## Task item
Show each line of the data below that has the string "name" in it.

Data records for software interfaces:
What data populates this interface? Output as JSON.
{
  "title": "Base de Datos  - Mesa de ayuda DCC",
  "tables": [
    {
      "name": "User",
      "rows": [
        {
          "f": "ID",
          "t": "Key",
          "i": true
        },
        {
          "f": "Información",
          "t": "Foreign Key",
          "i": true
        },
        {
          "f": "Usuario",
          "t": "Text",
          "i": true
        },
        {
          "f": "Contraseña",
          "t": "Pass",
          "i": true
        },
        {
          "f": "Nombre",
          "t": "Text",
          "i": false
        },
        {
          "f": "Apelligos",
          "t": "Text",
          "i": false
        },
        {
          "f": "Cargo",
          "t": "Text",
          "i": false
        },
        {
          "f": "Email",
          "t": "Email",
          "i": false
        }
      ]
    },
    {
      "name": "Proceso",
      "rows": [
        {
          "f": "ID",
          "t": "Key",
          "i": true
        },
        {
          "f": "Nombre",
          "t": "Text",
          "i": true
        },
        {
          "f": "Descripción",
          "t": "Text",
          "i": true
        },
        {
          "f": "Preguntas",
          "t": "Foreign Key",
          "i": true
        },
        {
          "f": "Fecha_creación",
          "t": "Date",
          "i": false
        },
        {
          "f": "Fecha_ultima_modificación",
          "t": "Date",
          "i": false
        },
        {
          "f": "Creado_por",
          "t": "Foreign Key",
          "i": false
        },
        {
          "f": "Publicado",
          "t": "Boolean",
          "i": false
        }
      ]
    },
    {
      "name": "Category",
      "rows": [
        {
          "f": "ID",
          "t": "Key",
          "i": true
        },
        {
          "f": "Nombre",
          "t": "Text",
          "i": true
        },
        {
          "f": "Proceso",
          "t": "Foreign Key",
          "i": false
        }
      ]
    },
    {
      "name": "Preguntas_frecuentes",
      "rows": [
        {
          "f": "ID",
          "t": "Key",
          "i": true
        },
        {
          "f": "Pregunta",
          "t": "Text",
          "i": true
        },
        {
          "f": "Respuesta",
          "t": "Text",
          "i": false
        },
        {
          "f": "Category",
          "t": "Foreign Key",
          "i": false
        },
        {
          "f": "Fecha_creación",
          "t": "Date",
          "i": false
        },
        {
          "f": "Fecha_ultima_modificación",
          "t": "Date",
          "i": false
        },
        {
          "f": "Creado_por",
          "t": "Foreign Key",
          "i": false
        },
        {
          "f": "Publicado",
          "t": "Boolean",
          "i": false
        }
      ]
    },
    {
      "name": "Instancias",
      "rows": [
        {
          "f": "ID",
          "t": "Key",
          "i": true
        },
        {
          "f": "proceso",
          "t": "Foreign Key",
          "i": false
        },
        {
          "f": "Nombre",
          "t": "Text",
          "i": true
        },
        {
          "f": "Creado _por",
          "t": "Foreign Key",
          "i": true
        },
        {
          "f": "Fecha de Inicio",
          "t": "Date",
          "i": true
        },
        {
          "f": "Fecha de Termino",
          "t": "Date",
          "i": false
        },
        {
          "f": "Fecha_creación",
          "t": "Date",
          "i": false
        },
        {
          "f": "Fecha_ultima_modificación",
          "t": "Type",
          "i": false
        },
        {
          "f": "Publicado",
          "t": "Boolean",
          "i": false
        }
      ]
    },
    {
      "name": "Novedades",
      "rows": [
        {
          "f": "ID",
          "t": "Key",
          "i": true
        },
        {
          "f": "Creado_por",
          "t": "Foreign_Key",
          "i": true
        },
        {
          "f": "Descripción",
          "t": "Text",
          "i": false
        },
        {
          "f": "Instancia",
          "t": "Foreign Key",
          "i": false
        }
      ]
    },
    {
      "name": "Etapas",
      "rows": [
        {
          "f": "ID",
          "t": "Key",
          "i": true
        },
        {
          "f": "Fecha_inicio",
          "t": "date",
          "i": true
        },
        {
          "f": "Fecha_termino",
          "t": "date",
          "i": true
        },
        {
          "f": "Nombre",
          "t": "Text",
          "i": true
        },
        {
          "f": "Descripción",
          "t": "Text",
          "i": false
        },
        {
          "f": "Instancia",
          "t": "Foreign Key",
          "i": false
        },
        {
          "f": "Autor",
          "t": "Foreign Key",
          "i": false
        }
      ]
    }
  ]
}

## Task response
      "name": "User",
      "name": "Proceso",
      "name": "Category",
      "name": "Preguntas_frecuentes",
      "name": "Instancias",
      "name": "Novedades",
      "name": "Etapas",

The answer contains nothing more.